(Component data from apps and pages)
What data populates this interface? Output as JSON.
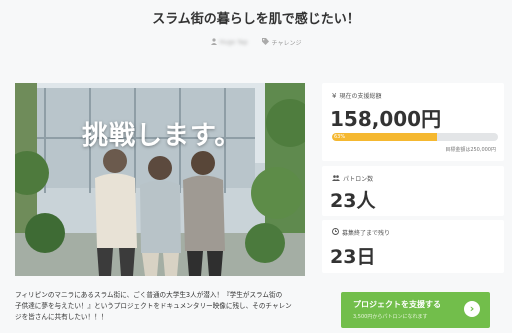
{
  "project": {
    "title": "スラム街の暮らしを肌で感じたい！",
    "owner": "Hugo Yap",
    "category": "チャレンジ",
    "hero_caption": "挑戦します。",
    "description_line1": "フィリピンのマニラにあるスラム街に、ごく普通の大学生3人が潜入！『学生がスラム街の",
    "description_line2": "子供達に夢を与えたい！』というプロジェクトをドキュメンタリー映像に残し、そのチャレン",
    "description_line3": "ジを皆さんに共有したい！！！"
  },
  "funding": {
    "label": "現在の支援総額",
    "amount": "158,000円",
    "percent_text": "63%",
    "percent_value": 0.63,
    "goal": "目標金額は250,000円"
  },
  "patrons": {
    "label": "パトロン数",
    "count": "23人"
  },
  "remaining": {
    "label": "募集終了まで残り",
    "days": "23日"
  },
  "cta": {
    "label": "プロジェクトを支援する",
    "sub": "3,500円からパトロンになれます"
  },
  "icons": {
    "owner": "user-icon",
    "category": "tag-icon",
    "funding": "yen-icon",
    "patrons": "people-icon",
    "remaining": "clock-icon",
    "cta": "chevron-right-icon"
  },
  "colors": {
    "accent_green": "#72be4b",
    "progress_orange": "#f5b830"
  }
}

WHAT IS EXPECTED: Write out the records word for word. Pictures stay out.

RESULT BELOW:
What data populates this interface? Output as JSON.
{
  "project": {
    "title": "スラム街の暮らしを肌で感じたい！",
    "owner": "Hugo Yap",
    "category": "チャレンジ",
    "hero_caption": "挑戦します。",
    "description_line1": "フィリピンのマニラにあるスラム街に、ごく普通の大学生3人が潜入！『学生がスラム街の",
    "description_line2": "子供達に夢を与えたい！』というプロジェクトをドキュメンタリー映像に残し、そのチャレン",
    "description_line3": "ジを皆さんに共有したい！！！"
  },
  "funding": {
    "label": "現在の支援総額",
    "amount": "158,000円",
    "percent_text": "63%",
    "percent_value": 0.63,
    "goal": "目標金額は250,000円"
  },
  "patrons": {
    "label": "パトロン数",
    "count": "23人"
  },
  "remaining": {
    "label": "募集終了まで残り",
    "days": "23日"
  },
  "cta": {
    "label": "プロジェクトを支援する",
    "sub": "3,500円からパトロンになれます"
  },
  "icons": {
    "owner": "user-icon",
    "category": "tag-icon",
    "funding": "yen-icon",
    "patrons": "people-icon",
    "remaining": "clock-icon",
    "cta": "chevron-right-icon"
  },
  "colors": {
    "accent_green": "#72be4b",
    "progress_orange": "#f5b830"
  }
}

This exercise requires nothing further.